_Description of the task_:
Across the entries that follow, count each line holding "this" and state the total alone.

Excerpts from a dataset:

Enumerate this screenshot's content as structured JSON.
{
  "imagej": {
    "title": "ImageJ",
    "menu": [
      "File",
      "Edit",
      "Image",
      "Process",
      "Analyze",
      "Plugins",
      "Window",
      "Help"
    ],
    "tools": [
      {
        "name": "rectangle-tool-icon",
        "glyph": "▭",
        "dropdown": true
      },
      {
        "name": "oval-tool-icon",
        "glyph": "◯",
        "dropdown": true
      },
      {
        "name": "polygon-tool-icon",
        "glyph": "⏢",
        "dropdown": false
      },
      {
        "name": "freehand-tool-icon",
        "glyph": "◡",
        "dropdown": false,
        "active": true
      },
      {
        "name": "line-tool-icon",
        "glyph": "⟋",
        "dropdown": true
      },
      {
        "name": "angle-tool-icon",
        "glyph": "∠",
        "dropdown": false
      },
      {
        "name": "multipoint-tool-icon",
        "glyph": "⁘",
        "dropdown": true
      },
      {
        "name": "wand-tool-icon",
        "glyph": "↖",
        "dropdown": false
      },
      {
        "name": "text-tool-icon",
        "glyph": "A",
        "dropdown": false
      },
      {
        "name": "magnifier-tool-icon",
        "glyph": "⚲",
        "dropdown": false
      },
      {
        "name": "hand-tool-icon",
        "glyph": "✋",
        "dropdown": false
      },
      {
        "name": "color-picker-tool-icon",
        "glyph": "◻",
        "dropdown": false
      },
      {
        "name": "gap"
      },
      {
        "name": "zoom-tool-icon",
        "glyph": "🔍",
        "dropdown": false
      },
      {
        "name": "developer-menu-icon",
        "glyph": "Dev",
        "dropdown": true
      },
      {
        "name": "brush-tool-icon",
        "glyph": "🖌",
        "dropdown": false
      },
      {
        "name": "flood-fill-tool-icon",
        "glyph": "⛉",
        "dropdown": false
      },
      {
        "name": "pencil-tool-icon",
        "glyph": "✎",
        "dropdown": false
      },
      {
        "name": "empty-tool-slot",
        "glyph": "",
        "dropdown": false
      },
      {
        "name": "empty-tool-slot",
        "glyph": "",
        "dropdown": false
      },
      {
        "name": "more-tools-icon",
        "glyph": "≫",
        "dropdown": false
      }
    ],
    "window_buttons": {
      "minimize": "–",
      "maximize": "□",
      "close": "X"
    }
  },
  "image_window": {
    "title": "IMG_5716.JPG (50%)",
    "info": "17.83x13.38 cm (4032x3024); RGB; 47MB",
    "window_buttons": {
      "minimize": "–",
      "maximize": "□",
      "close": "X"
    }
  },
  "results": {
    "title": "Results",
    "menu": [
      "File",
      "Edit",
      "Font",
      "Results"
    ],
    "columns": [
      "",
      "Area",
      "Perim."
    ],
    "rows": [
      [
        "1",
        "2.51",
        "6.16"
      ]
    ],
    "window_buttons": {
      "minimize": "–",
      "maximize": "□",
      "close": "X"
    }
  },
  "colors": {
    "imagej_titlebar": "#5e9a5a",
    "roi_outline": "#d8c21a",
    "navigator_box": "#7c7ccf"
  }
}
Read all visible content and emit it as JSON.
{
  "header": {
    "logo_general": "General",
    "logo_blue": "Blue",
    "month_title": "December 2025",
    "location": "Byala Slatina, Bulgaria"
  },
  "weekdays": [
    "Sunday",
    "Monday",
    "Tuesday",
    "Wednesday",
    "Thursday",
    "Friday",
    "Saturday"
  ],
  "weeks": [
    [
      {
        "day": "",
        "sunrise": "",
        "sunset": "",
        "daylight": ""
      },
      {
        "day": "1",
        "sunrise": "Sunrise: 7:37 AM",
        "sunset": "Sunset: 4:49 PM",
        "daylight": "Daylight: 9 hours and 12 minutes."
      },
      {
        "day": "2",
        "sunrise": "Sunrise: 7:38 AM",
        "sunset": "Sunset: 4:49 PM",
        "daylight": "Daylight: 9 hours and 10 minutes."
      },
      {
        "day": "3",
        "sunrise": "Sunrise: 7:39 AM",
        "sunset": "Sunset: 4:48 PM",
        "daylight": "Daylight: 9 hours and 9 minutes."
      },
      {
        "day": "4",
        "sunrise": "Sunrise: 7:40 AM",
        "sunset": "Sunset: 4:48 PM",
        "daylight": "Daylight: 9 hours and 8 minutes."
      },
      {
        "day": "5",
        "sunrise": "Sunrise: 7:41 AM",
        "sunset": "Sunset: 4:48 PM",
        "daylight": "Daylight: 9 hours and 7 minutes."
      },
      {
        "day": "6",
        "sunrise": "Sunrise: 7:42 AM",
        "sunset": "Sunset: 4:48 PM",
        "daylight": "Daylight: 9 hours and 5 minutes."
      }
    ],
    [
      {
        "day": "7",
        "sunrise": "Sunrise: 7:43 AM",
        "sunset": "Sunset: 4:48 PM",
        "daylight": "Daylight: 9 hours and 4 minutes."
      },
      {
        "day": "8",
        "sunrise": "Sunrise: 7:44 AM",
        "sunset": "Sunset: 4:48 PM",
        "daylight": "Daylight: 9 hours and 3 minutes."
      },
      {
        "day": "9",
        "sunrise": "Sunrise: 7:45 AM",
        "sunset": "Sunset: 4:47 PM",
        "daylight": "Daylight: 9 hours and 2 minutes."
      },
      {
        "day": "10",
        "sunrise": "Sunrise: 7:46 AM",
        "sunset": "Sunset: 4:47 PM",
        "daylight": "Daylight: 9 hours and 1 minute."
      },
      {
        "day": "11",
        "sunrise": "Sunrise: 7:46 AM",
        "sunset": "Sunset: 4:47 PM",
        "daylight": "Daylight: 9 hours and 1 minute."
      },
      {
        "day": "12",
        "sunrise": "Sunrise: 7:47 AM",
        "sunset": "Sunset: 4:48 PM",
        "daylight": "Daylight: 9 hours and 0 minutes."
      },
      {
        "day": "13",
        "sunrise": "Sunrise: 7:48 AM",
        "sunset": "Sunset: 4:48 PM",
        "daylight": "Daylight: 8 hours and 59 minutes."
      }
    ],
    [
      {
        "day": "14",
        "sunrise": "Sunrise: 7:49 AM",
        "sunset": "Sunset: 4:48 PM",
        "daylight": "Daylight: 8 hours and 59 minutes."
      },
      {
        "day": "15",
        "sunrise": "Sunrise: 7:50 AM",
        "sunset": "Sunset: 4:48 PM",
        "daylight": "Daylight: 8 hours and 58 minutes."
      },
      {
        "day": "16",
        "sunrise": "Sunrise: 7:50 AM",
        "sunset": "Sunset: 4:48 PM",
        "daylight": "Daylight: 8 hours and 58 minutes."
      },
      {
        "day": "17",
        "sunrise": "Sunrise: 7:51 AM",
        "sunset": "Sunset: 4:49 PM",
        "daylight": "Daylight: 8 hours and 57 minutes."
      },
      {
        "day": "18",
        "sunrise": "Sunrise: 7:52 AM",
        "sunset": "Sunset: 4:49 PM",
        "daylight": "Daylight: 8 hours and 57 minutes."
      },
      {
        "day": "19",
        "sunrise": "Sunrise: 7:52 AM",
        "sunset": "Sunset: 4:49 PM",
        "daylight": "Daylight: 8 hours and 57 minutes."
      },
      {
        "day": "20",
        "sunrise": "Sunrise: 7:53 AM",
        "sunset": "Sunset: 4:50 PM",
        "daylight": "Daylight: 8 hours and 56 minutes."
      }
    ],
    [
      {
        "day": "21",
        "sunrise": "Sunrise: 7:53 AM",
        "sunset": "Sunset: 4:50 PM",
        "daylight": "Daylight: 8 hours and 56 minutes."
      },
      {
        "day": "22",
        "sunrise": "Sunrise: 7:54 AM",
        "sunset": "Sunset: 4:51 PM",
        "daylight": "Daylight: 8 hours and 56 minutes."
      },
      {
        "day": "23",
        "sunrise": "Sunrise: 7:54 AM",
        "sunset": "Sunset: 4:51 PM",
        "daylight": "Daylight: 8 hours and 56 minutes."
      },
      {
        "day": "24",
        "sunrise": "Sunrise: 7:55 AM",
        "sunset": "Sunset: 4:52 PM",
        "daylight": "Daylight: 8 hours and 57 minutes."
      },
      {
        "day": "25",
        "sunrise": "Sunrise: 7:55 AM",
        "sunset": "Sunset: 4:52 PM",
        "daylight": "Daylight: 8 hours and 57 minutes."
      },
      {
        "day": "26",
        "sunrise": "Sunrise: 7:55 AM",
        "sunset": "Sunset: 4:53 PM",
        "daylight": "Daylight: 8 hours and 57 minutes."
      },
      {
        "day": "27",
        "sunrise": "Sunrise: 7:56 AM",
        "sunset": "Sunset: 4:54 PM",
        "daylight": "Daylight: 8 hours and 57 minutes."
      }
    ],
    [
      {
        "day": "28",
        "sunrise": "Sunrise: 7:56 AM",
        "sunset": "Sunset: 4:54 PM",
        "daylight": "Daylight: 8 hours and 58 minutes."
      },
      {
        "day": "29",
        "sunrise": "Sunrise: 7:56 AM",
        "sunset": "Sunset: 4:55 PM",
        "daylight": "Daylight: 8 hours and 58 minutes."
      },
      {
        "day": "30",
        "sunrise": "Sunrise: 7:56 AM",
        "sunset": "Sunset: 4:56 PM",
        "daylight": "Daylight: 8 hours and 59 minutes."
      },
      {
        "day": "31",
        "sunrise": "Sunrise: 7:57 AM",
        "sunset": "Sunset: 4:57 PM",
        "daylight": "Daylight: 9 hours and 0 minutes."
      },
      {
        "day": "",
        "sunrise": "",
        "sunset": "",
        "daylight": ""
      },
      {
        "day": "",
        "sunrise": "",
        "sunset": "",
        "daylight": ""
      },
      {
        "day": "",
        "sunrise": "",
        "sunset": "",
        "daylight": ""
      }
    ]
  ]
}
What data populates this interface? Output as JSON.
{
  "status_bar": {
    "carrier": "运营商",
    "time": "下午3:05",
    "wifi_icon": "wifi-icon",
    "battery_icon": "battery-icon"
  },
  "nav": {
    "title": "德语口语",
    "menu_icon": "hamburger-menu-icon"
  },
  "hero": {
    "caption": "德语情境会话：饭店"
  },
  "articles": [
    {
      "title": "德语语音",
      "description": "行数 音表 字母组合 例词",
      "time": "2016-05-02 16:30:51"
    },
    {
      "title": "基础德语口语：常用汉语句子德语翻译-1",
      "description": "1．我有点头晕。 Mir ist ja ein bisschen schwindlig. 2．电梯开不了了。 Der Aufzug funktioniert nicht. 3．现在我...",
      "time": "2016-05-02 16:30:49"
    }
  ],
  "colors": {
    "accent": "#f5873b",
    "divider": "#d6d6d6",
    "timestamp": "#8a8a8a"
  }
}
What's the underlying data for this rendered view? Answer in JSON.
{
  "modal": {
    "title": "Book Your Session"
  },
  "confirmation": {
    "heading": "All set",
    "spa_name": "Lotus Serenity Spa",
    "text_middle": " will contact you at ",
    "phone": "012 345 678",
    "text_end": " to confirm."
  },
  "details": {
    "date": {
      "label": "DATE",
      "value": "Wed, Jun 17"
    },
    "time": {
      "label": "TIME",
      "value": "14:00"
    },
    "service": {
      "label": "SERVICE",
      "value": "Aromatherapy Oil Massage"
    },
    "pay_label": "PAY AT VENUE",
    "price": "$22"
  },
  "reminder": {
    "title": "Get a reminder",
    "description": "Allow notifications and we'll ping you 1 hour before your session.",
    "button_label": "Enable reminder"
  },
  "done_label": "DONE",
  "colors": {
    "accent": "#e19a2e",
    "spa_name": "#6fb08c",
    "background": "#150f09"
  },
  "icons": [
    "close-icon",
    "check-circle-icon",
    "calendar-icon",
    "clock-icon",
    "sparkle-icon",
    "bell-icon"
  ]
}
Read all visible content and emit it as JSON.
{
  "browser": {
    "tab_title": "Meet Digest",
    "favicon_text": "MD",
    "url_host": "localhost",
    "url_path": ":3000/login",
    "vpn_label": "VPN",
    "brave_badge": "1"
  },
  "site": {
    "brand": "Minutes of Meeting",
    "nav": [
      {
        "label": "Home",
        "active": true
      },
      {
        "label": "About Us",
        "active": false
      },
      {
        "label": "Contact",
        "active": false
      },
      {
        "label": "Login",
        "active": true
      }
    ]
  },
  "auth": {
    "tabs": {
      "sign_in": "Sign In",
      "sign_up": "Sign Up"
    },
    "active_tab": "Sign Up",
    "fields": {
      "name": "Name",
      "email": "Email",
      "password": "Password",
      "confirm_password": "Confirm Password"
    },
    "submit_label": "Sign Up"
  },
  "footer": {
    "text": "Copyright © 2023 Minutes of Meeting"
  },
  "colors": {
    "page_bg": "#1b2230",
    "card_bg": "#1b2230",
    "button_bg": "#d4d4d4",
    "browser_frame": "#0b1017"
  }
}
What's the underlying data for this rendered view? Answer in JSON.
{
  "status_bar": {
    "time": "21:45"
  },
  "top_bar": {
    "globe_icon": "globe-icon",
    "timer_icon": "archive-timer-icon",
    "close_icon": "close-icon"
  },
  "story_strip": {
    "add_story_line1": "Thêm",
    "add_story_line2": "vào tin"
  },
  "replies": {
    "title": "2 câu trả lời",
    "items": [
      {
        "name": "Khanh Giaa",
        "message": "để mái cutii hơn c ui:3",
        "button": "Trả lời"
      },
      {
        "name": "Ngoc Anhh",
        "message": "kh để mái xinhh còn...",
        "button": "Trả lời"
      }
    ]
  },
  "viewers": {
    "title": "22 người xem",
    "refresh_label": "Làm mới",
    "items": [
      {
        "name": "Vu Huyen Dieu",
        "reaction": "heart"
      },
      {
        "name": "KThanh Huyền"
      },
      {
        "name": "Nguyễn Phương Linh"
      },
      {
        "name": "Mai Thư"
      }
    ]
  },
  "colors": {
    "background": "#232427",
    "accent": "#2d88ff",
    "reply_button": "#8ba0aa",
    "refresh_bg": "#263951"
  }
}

_Problem solution_:
4